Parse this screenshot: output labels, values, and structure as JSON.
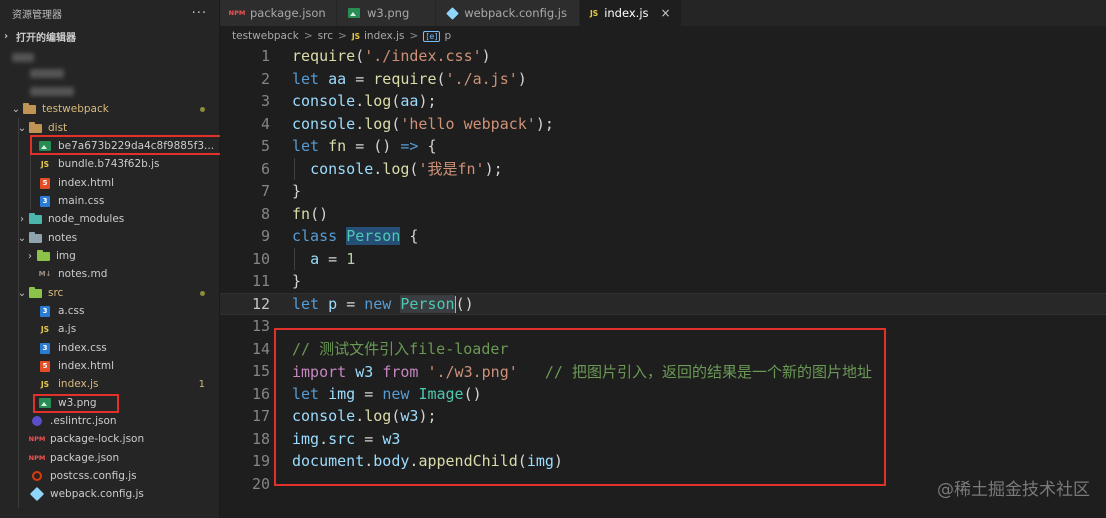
{
  "sidebar": {
    "title": "资源管理器",
    "more": "···",
    "open_editors": "打开的编辑器",
    "project": "testwebpack",
    "items": [
      {
        "label": "testwebpack"
      },
      {
        "label": "dist"
      },
      {
        "label": "be7a673b229da4c8f9885f3..."
      },
      {
        "label": "bundle.b743f62b.js"
      },
      {
        "label": "index.html"
      },
      {
        "label": "main.css"
      },
      {
        "label": "node_modules"
      },
      {
        "label": "notes"
      },
      {
        "label": "img"
      },
      {
        "label": "notes.md"
      },
      {
        "label": "src"
      },
      {
        "label": "a.css"
      },
      {
        "label": "a.js"
      },
      {
        "label": "index.css"
      },
      {
        "label": "index.html"
      },
      {
        "label": "index.js",
        "badge": "1"
      },
      {
        "label": "w3.png"
      },
      {
        "label": ".eslintrc.json"
      },
      {
        "label": "package-lock.json"
      },
      {
        "label": "package.json"
      },
      {
        "label": "postcss.config.js"
      },
      {
        "label": "webpack.config.js"
      }
    ]
  },
  "icons": {
    "js": "JS",
    "html": "5",
    "css": "3",
    "json": "NPM",
    "md": "M↓"
  },
  "tabs": [
    {
      "label": "package.json",
      "icon": "npm-icon"
    },
    {
      "label": "w3.png",
      "icon": "image-icon"
    },
    {
      "label": "webpack.config.js",
      "icon": "webpack-icon"
    },
    {
      "label": "index.js",
      "icon": "js-icon",
      "active": true,
      "close": "×"
    }
  ],
  "breadcrumb": {
    "parts": [
      "testwebpack",
      "src",
      "index.js",
      "p"
    ],
    "sep": ">"
  },
  "editor": {
    "line_numbers": [
      "1",
      "2",
      "3",
      "4",
      "5",
      "6",
      "7",
      "8",
      "9",
      "10",
      "11",
      "12",
      "13",
      "14",
      "15",
      "16",
      "17",
      "18",
      "19",
      "20"
    ],
    "current_line": 12
  },
  "watermark": "@稀土掘金技术社区",
  "colors": {
    "highlight_box": "#e0322b",
    "keyword": "#569cd6",
    "string": "#ce9178",
    "comment": "#6a9955"
  }
}
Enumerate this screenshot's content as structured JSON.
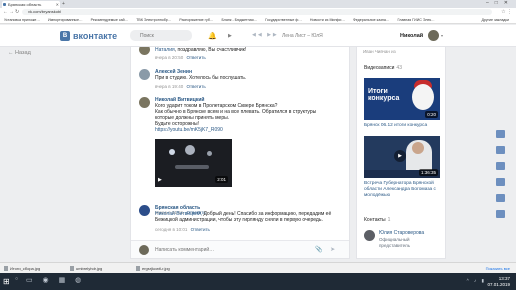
{
  "browser": {
    "tab_title": "Брянская область",
    "url": "vk.com/bryanskobl",
    "bookmarks": [
      "Установка приложе…",
      "Импортированные…",
      "Рекомендуемые сай…",
      "ТВК Электроннобр…",
      "Распоряжение губ…",
      "Бланк - Бюджетная…",
      "Государственные ф…",
      "Новости из Минфи…",
      "Федеральное казна…",
      "Главная ГИИС Элек…"
    ],
    "bookmarks_right": "Другие закладки"
  },
  "vk_header": {
    "logo_text": "вконтакте",
    "search_placeholder": "Поиск",
    "now_playing": "Лена Лист – ЮлЯ",
    "user_name": "Николай"
  },
  "back_link": "Назад",
  "feed": {
    "comments": [
      {
        "author": "Наталия",
        "text": "поздравляю, Вы счастливчик!",
        "time": "вчера в 20:50",
        "reply": "Ответить"
      },
      {
        "author": "Алексей Зенин",
        "text": "При в студию. Хотелось бы послушать.",
        "time": "вчера в 19:40",
        "reply": "Ответить"
      },
      {
        "author": "Николай Витвицкий",
        "lines": [
          "Кого ударит током в Пролетарском Сквере Брянска?",
          "Как обычно в Брянске всем и на все плевать. Обратился в структуры",
          "которые должны принять меры.",
          "Будьте осторожны!"
        ],
        "link": "https://youtu.be/mK5jK7_R090",
        "video_duration": "2:01",
        "time": "вчера в 21:51",
        "reply": "Ответить"
      },
      {
        "author": "Брянская область",
        "addressee": "Николай Витвицкий,",
        "lines": [
          "Добрый день! Спасибо за информацию, передадим её",
          "Бежицкой администрации, чтобы эту гирлянду сняли в первую очередь."
        ],
        "time": "сегодня в 10:01",
        "reply": "Ответить"
      }
    ],
    "write_placeholder": "Написать комментарий…"
  },
  "sidebar": {
    "top_text": "Иван Чивчан из",
    "videos_title": "Видеозаписи",
    "videos_count": "43",
    "video1": {
      "overlay": "Итоги конкурса",
      "duration": "0:20",
      "caption": "Брянск 06.12 итоги конкурса"
    },
    "video2": {
      "duration": "1:36:35",
      "caption": "Встреча Губернатора Брянской области Александра Богомаза с молодёжью"
    },
    "contacts_title": "Контакты",
    "contacts_count": "1",
    "contact": {
      "name": "Юлия Староверова",
      "role": "Официальный представитель"
    }
  },
  "downloads": [
    "Итоги_сбора.jpg",
    "umbrelyhdr.jpg",
    "ergsrjkcwtl-r.jpg"
  ],
  "downloads_all": "Показать все",
  "clock": {
    "time": "13:37",
    "date": "07.01.2019"
  }
}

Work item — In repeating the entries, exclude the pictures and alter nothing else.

Answer to the exercise —
Parse this screenshot: output labels, values, and structure as JSON.
{
  "sidebar": {
    "title": "资源管理器",
    "more": "···",
    "open_editors": "打开的编辑器",
    "project": "testwebpack",
    "items": [
      {
        "label": "testwebpack"
      },
      {
        "label": "dist"
      },
      {
        "label": "be7a673b229da4c8f9885f3..."
      },
      {
        "label": "bundle.b743f62b.js"
      },
      {
        "label": "index.html"
      },
      {
        "label": "main.css"
      },
      {
        "label": "node_modules"
      },
      {
        "label": "notes"
      },
      {
        "label": "img"
      },
      {
        "label": "notes.md"
      },
      {
        "label": "src"
      },
      {
        "label": "a.css"
      },
      {
        "label": "a.js"
      },
      {
        "label": "index.css"
      },
      {
        "label": "index.html"
      },
      {
        "label": "index.js",
        "badge": "1"
      },
      {
        "label": "w3.png"
      },
      {
        "label": ".eslintrc.json"
      },
      {
        "label": "package-lock.json"
      },
      {
        "label": "package.json"
      },
      {
        "label": "postcss.config.js"
      },
      {
        "label": "webpack.config.js"
      }
    ]
  },
  "icons": {
    "js": "JS",
    "html": "5",
    "css": "3",
    "json": "NPM",
    "md": "M↓"
  },
  "tabs": [
    {
      "label": "package.json",
      "icon": "npm-icon"
    },
    {
      "label": "w3.png",
      "icon": "image-icon"
    },
    {
      "label": "webpack.config.js",
      "icon": "webpack-icon"
    },
    {
      "label": "index.js",
      "icon": "js-icon",
      "active": true,
      "close": "×"
    }
  ],
  "breadcrumb": {
    "parts": [
      "testwebpack",
      "src",
      "index.js",
      "p"
    ],
    "sep": ">"
  },
  "editor": {
    "line_numbers": [
      "1",
      "2",
      "3",
      "4",
      "5",
      "6",
      "7",
      "8",
      "9",
      "10",
      "11",
      "12",
      "13",
      "14",
      "15",
      "16",
      "17",
      "18",
      "19",
      "20"
    ],
    "current_line": 12
  },
  "watermark": "@稀土掘金技术社区",
  "colors": {
    "highlight_box": "#e0322b",
    "keyword": "#569cd6",
    "string": "#ce9178",
    "comment": "#6a9955"
  }
}
Enumerate this screenshot's content as structured JSON.
{
  "browser": {
    "tab_title": "Брянская область",
    "url": "vk.com/bryanskobl",
    "bookmarks": [
      "Установка приложе…",
      "Импортированные…",
      "Рекомендуемые сай…",
      "ТВК Электроннобр…",
      "Распоряжение губ…",
      "Бланк - Бюджетная…",
      "Государственные ф…",
      "Новости из Минфи…",
      "Федеральное казна…",
      "Главная ГИИС Элек…"
    ],
    "bookmarks_right": "Другие закладки"
  },
  "vk_header": {
    "logo_text": "вконтакте",
    "search_placeholder": "Поиск",
    "now_playing": "Лена Лист – ЮлЯ",
    "user_name": "Николай"
  },
  "back_link": "Назад",
  "feed": {
    "comments": [
      {
        "author": "Наталия",
        "text": "поздравляю, Вы счастливчик!",
        "time": "вчера в 20:50",
        "reply": "Ответить"
      },
      {
        "author": "Алексей Зенин",
        "text": "При в студию. Хотелось бы послушать.",
        "time": "вчера в 19:40",
        "reply": "Ответить"
      },
      {
        "author": "Николай Витвицкий",
        "lines": [
          "Кого ударит током в Пролетарском Сквере Брянска?",
          "Как обычно в Брянске всем и на все плевать. Обратился в структуры",
          "которые должны принять меры.",
          "Будьте осторожны!"
        ],
        "link": "https://youtu.be/mK5jK7_R090",
        "video_duration": "2:01",
        "time": "вчера в 21:51",
        "reply": "Ответить"
      },
      {
        "author": "Брянская область",
        "addressee": "Николай Витвицкий,",
        "lines": [
          "Добрый день! Спасибо за информацию, передадим её",
          "Бежицкой администрации, чтобы эту гирлянду сняли в первую очередь."
        ],
        "time": "сегодня в 10:01",
        "reply": "Ответить"
      }
    ],
    "write_placeholder": "Написать комментарий…"
  },
  "sidebar": {
    "top_text": "Иван Чивчан из",
    "videos_title": "Видеозаписи",
    "videos_count": "43",
    "video1": {
      "overlay": "Итоги конкурса",
      "duration": "0:20",
      "caption": "Брянск 06.12 итоги конкурса"
    },
    "video2": {
      "duration": "1:36:35",
      "caption": "Встреча Губернатора Брянской области Александра Богомаза с молодёжью"
    },
    "contacts_title": "Контакты",
    "contacts_count": "1",
    "contact": {
      "name": "Юлия Староверова",
      "role": "Официальный представитель"
    }
  },
  "downloads": [
    "Итоги_сбора.jpg",
    "umbrelyhdr.jpg",
    "ergsrjkcwtl-r.jpg"
  ],
  "downloads_all": "Показать все",
  "clock": {
    "time": "13:37",
    "date": "07.01.2019"
  }
}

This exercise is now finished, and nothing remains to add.